Trinity will significantly drop the academic requirements for non-EU students next year in a bid to cushion the financial blow from the coronavirus, accepting some students whose predicted grades equate to just 80 per cent of the CAO points required for their course, The University Times has learned.
Documents obtained by The University Times reveal a major plan to change Trinity’s processes for admitting international students next year – including making offers to students based on predicted grades, and lowering its entry requirements – as a result of the coronavirus.
The plan was put in place due to the cancellation of final exams for second-level students around the world – but it also forms a key part of the College’s strategy to alleviate the financial issues it faces due to the virus, internal documents show.
In normal times, Trinity makes offers to non-EU students – a vital source of revenue for the College – whose grades equate to 90 per cent of the CAO points required for a given course.
For example, if a student who applies through the CAO needs 500 points to get into a certain course course, then a non-EU student can receive a conditional offer for the same course if their predicted grades equate to 450 points.
Next year, many non-EU students – most of whom won’t have taken final exams as a result of the coronavirus – will be issued final offers based on their predicted grades, even if those grades only equate to 80 per cent of the CAO points required for the course.
For a 500-point course, this means non-EU students from certain countries will only need to obtain predicted grades that equate to 400 CAO points.
The measure was approved at a meeting of University Council last month, unpublished minutes show, after Provost Patrick Prendergast “explained the need for Trinity to have a robust system for recruiting non-EU students in light of the financial challenges facing the College” due to the pandemic.
The plan forms a key part of a financial strategy – presented at a meeting of College Board and obtained by The University Times – that warns Trinity could run out of cash by September 2021 unless major mitigating measures are put in place.
The report, penned by Trinity’s Emergency Financial Management Group, highlights non-EU fee income as a “mitigating measure” when it comes to managing the drastic financial implications of the virus.
At the meeting of Council – which controls Trinity’s academic affairs – Juliette Hussey, College’s vice-president for Global Affairs, said that Trinity needed to change its admissions criteria for non-EU students due to the cancellation of second-level exams around the world.
Hussey proposed dropping the entry requirements to 80 per cent “in countries where predicted grades have strong predictive validity”.
In countries that don’t use predicted grades, or where predicted grades don’t have strong predictive validity, firm offers will be issued on a more case-by-case basis, the minutes suggest.
Before the plan was approved, Hussey told Council that “extensive engagement with those provided offers will take place”.
In an interview with The University Times this week, Hussey said that Trinity is not worried about a potential lowering of academic standards as a result of the decision.

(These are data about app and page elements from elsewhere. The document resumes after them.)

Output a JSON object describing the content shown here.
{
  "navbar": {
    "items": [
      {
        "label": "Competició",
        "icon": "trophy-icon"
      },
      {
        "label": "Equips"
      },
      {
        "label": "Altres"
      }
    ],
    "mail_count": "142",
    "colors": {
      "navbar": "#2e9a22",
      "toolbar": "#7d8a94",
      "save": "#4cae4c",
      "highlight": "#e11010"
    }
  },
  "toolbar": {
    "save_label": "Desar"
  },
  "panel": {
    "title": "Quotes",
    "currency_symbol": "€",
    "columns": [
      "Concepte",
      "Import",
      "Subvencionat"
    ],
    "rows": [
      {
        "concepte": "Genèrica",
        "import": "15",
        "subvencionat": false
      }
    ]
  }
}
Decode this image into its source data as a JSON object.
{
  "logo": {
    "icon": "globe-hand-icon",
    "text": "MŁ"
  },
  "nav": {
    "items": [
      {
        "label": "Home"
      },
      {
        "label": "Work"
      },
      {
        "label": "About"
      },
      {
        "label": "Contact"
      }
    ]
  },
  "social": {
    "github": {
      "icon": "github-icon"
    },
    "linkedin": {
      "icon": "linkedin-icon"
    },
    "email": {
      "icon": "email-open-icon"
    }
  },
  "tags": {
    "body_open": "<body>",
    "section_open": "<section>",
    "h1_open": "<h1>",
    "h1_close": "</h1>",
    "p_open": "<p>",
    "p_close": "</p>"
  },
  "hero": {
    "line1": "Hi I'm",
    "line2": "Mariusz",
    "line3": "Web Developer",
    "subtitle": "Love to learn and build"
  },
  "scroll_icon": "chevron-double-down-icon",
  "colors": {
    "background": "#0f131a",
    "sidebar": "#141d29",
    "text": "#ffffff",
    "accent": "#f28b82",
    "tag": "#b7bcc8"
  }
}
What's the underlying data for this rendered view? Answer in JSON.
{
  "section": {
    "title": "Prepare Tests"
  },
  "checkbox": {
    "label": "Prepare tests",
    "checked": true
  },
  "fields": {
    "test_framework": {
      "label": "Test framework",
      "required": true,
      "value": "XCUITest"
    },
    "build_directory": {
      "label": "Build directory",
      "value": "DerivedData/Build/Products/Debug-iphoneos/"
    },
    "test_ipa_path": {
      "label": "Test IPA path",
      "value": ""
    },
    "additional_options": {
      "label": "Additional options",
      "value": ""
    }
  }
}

Predicted grades, she said, “tend to be a good reflection” of students’ level. She added that the move is “similar to what we’re doing with the leaving cert”.
Hussey said that she does not see the new 80 per cent cut off as lowering standards required for admission. “It’s not really that we’re lowering it, we’re finding a mechanism for which to admit the students but it’s not really a lowering of it because we always made offers on actual grades rather than on any predicted ones.”
“There’s no lowering at all. It’s finding a mechanism. There’s no lowering at all – those applicants would have submitted their final examinations like a leaving certificate student would have their final examinations.”
In normal times, she said, the reason Trinity makes conditional offers to those whose predicted grades equate to 90 per cent of required CAO points is to give “clarity” to international students.
“You don’t want to be switching and changing your points each year, because if you’re informing prospective students, they need to know in advance what they’re going to be.”
This newspaper reported earlier this week that Trinity risks running out of cash by September 2021 if strict cutbacks are not implemented in the coming months.
A confidential report – presented at College Board and seen by The University Times – showed that in the worst-case scenario, the impact of the coronavirus could see Trinity’s unrestricted cash plummet into the red by the summer of 2021.
Last week, in response to a plea from the Higher Education Authority for a “significant government intervention in the form of a financial support package”, the government warned that it could not cover financial losses faced by third-level colleges due to the pandemic.
In April, writing in the Irish Times, Prendergast said that the coronavirus is likely to “almost wipe out” the income universities make from international student fees.